What is Controlled Vocabulary and why do I need to use it?
Please follow the link below for some tips on using controlled vocabularly. (Provided by Weber State University Library)
Want to know more about creating effective searches using boolean operators? Follow the link below for information from UNC Asheville Libraries.
Be creative, be original, and keep an open mind. Work and rework search strategies and assumptions.
Step back. Gather exploratory information around your idea.
Think where information lives, who owns it. The closer you get to the owner of the data, the better.
Be skeptical. Fact check, conduct due diligence.
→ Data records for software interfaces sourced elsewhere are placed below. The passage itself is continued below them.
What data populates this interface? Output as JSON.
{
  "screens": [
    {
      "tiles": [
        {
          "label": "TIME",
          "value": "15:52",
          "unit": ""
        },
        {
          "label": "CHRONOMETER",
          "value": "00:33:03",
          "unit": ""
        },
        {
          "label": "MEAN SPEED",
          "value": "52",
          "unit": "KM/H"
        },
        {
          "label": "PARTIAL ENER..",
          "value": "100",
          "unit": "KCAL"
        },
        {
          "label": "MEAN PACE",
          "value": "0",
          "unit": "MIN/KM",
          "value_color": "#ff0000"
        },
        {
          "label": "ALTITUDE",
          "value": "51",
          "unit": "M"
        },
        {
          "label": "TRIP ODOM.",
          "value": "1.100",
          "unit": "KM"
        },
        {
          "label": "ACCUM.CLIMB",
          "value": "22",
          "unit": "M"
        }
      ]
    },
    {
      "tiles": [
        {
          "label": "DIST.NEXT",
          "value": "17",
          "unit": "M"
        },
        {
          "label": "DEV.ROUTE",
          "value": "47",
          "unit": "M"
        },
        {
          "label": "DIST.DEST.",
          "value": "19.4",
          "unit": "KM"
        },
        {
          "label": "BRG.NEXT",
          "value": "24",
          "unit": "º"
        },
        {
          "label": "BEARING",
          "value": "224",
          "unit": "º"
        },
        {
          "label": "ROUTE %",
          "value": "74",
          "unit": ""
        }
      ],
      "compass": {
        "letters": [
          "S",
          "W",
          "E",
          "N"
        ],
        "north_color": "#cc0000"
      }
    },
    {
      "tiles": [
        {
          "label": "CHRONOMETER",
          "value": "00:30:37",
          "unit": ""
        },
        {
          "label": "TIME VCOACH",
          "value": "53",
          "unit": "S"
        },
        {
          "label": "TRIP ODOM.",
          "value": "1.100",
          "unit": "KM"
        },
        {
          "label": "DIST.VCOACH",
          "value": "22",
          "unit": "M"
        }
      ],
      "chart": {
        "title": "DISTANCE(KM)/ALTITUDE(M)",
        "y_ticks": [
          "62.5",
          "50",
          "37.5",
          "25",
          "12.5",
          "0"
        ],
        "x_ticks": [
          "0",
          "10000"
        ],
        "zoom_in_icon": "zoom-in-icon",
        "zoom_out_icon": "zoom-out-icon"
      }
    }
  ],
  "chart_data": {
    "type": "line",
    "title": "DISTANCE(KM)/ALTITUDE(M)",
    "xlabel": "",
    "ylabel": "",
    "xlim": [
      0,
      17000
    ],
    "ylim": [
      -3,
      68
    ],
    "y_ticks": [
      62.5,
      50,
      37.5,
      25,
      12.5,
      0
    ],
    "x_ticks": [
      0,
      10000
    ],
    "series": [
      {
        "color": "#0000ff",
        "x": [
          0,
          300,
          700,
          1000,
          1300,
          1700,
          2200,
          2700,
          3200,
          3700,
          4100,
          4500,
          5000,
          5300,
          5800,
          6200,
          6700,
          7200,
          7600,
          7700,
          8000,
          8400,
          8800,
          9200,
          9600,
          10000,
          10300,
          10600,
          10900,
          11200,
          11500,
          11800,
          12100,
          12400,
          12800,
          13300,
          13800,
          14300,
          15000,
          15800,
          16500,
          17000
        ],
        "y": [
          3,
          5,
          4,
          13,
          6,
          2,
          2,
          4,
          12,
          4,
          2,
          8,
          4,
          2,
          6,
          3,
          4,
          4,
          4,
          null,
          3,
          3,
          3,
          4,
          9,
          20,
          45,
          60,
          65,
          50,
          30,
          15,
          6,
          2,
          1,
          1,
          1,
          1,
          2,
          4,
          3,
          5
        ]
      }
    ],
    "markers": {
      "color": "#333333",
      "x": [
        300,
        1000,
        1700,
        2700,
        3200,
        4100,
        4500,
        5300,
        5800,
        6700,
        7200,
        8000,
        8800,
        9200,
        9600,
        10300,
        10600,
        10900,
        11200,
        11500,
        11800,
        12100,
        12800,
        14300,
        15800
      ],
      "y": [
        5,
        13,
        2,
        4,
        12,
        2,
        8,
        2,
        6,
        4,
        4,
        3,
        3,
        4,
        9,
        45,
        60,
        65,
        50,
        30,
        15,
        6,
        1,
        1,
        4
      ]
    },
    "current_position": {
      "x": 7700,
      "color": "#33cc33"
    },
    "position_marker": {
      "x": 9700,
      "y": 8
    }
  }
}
Recognize inherent bias in all information resources. Seek out sources that offer alternative viewpoints.
Use multiple resources. Don't limit yourself to one resource, one perspective.
Recognize what you will not find. Process impact.
Good information leads you to more good information. Look for clues that move you forward (an article that mentions a study...)
Document all sources used.
Use Advanced Google search strategies. Improve the ROI on your time and results.
Talk to a live person. Seek out industry experts. It's not all on the Net or in a database. Find out what they know, where else to turn, what else does (or does not) exist.
If you got too few results try one or more of these tips:
Use an OR with synonyms to broaden your search
Consult a thesaurus or index for more search terms
Reduce the number of concepts
Use more general terms
Use truncation to get variations or alternate spellings of your term
Use the broadest search possible (usually Keywords in most databases)
Check your spelling
Check to see if you used AND and OR properly
Check to see if you are using the best database for your topic
If you get too many results try one or more of these tips:
Use an AND to narrow your search
Use more precise terms
Use subject headings instead of Keywords
Consult a thesaurus or index for more narrower terms
Search in a specific field, such as the Subject or Title field, instead of searching Keywords
Use limits such as language, years or document type.